When setting up the sticks, angle them back toward you a bit so that the rifle wants to naturally fall into your shoulder. If it’s angled the other way, you can end up fighting to keep the stock in your shoulder pocket, making the position less relaxed and less steady.

Hunter sits behind a Springfield Waypoint rifle with a pair of shooting sticks in the snowy brush.
When setting up the sticks, angle them back toward you so your rifle wants to naturally fall into your shoulder. Bill Buckley

If possible, place your feet so that your elbows can rest on your knees. This really locks in the rear of the position and can be nearly as steady as shooting prone or off a bench.

Ideally you want to put the softer tissue, located just behind your elbow, on top of your knees. This avoids hard-on-hard contact between elbows and kneecaps.

It can help to angle your legs at about a 45-degree angle with respect to the barrel, but in some positions, you might have to square up directly behind the gun. It all depends on what the terrain dictates.

A hunter shoots his rifle off sticks on a snowy hillside while using a pack to steady himself.
Another way to get steady is to use your pack as a rear rest: hug it into your chest and place it under the bottom of the stock. Bill Buckley

Another way to get steady is to use your pack as a rear rest. Just hug it into your chest and put it under the bottom of the stock. This technique is like taking a prone position and just raising it a foot off the ground. Done right, it’s rock-solid.

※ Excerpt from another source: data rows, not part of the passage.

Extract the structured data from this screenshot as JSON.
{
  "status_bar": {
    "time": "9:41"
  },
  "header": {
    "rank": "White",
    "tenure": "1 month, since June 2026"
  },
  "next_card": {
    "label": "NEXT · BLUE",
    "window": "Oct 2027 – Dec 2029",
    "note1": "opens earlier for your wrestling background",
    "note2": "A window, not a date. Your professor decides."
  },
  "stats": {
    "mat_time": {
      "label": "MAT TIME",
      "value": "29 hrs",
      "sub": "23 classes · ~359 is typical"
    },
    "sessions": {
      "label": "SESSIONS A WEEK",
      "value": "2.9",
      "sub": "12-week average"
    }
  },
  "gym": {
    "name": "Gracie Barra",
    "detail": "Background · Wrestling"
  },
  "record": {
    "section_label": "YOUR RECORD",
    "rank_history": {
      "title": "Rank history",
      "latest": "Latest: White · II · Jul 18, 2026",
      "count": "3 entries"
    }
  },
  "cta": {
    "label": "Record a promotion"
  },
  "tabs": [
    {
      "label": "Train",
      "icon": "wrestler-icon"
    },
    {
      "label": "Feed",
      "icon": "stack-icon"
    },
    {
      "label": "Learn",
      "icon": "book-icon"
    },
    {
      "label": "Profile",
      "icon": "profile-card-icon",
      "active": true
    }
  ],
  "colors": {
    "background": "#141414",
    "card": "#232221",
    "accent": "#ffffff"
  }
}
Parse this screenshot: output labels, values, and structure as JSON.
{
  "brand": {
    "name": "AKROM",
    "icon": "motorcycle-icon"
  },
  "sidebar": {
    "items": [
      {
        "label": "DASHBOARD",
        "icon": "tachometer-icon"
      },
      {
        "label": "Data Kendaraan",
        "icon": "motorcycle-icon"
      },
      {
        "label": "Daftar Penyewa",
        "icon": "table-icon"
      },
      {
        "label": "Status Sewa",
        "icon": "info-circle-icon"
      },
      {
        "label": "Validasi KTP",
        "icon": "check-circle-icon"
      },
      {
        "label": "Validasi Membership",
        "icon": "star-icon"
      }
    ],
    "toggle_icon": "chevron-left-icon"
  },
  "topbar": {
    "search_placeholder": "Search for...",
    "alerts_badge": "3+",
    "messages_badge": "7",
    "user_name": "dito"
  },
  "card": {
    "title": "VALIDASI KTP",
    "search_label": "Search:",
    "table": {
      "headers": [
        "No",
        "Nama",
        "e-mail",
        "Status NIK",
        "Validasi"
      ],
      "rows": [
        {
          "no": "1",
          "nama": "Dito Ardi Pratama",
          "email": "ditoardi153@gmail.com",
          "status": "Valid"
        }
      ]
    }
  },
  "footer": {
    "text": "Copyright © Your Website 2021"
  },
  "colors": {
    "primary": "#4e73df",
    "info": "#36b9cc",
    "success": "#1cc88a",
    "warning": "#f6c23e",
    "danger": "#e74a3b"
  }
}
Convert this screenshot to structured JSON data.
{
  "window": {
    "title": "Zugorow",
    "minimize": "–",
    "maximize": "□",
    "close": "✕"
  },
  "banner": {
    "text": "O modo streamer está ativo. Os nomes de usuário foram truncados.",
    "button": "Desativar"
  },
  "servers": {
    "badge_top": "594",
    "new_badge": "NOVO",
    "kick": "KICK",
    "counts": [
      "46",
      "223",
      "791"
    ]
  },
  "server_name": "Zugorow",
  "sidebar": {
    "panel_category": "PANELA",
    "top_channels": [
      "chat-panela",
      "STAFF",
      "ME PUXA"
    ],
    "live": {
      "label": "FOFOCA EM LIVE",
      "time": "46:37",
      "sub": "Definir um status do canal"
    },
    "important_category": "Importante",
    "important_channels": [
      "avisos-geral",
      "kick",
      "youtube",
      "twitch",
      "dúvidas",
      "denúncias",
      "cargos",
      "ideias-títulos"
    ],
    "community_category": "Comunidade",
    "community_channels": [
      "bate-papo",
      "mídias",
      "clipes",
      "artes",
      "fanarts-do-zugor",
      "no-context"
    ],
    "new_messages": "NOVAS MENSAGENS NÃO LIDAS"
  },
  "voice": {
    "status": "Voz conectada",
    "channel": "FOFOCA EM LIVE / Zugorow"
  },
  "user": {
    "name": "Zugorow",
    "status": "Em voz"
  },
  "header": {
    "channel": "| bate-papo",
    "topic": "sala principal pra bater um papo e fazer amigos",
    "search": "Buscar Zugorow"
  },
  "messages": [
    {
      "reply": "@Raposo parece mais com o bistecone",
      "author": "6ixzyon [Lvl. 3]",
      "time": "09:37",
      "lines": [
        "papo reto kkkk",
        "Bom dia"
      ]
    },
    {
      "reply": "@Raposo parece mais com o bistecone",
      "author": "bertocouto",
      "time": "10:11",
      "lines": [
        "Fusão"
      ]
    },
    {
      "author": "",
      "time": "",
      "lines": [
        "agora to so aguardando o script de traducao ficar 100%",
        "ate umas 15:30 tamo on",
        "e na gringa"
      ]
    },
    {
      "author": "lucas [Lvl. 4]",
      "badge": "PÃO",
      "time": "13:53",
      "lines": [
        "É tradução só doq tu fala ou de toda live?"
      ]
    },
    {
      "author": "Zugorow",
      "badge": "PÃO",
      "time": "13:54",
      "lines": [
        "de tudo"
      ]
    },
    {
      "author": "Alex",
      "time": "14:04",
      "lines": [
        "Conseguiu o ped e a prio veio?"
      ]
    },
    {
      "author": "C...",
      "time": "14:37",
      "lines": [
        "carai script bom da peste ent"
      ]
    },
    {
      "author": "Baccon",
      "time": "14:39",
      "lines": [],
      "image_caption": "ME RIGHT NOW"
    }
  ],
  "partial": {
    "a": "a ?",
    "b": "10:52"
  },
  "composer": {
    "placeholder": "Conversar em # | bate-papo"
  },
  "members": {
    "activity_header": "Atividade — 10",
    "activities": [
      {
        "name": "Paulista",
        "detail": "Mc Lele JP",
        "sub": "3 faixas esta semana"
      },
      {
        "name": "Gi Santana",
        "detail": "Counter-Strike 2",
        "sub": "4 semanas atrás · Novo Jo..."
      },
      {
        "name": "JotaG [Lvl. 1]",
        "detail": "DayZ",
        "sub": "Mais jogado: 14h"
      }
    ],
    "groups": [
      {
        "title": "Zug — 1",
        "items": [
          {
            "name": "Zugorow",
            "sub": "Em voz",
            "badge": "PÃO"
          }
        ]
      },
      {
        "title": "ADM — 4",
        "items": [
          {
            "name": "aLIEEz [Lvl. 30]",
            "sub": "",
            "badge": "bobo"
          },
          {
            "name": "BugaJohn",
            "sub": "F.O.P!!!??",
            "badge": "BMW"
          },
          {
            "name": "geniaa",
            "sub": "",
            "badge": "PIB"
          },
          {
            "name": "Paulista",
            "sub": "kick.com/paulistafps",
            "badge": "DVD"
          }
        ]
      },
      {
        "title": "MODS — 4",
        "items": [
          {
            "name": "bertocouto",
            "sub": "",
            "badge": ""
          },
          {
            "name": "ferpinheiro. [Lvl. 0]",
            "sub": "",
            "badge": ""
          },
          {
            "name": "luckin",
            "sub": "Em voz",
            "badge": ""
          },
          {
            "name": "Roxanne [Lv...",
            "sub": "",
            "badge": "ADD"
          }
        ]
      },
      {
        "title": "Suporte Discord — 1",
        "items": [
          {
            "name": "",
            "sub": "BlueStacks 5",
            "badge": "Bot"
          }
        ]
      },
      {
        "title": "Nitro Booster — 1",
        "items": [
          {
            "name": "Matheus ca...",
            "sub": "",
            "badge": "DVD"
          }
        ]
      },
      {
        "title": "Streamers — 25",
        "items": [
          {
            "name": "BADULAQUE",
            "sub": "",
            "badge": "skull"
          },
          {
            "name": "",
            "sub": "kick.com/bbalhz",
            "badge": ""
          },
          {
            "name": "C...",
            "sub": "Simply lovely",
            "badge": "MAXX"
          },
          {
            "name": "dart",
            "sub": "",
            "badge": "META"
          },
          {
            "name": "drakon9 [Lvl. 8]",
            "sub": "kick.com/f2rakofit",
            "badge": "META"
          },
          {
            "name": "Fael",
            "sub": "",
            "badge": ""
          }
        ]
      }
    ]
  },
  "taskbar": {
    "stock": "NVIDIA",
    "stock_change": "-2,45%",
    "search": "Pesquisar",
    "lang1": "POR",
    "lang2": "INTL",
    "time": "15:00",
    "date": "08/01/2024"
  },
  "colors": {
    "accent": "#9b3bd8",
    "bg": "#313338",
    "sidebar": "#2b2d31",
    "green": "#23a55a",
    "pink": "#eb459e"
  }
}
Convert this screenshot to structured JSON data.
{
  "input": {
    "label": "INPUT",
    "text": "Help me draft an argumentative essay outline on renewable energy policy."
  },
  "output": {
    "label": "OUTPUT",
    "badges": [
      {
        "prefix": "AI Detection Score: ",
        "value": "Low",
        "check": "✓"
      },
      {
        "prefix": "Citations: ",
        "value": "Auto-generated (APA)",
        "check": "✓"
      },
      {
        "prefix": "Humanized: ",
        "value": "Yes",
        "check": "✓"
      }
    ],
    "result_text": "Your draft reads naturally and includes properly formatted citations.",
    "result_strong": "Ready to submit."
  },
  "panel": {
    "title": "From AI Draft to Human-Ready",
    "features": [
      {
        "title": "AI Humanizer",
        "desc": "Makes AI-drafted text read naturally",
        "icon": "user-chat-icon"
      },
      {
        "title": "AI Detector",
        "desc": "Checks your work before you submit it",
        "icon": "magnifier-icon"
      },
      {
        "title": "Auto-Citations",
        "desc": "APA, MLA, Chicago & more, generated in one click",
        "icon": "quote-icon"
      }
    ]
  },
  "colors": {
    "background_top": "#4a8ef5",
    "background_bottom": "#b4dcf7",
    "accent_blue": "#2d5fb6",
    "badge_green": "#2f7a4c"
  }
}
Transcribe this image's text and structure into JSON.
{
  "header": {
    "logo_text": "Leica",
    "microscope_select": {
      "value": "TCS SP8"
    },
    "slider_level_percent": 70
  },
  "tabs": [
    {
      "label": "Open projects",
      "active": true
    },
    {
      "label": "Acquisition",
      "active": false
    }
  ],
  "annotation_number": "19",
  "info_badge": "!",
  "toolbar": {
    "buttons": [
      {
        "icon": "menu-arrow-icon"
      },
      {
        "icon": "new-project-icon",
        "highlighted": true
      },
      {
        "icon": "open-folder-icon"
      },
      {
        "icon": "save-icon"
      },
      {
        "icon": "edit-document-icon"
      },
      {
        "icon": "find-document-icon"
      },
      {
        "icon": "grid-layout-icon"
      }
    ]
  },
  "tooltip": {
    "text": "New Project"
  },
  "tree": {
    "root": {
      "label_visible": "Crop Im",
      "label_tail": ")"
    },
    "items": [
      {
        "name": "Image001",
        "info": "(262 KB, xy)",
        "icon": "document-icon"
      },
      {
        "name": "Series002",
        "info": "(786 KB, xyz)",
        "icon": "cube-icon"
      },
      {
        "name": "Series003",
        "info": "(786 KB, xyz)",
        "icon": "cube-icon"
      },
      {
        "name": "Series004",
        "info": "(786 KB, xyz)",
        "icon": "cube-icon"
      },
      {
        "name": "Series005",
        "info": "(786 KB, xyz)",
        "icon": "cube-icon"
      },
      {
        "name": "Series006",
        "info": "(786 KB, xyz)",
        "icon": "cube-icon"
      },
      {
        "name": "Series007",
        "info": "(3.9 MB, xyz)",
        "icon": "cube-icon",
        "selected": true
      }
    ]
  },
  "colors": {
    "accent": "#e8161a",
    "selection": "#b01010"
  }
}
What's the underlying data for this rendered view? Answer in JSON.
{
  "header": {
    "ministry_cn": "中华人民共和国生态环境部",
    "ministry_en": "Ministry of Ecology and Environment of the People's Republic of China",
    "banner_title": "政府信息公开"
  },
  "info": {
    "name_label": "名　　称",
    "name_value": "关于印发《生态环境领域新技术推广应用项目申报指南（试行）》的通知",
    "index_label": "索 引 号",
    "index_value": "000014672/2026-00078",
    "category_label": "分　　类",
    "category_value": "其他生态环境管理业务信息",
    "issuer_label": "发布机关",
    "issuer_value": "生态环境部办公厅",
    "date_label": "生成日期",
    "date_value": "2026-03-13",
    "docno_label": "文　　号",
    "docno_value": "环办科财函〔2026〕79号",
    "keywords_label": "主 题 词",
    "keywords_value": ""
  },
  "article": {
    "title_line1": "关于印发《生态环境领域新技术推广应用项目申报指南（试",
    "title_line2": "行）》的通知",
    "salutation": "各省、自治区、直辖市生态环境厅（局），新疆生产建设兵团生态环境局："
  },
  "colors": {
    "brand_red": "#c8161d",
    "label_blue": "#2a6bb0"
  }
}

I’ve used this sitting position a lot over the years. When it comes to making a quick, accurate shot in terrain that doesn’t allow you to go prone, it’s the best way to go.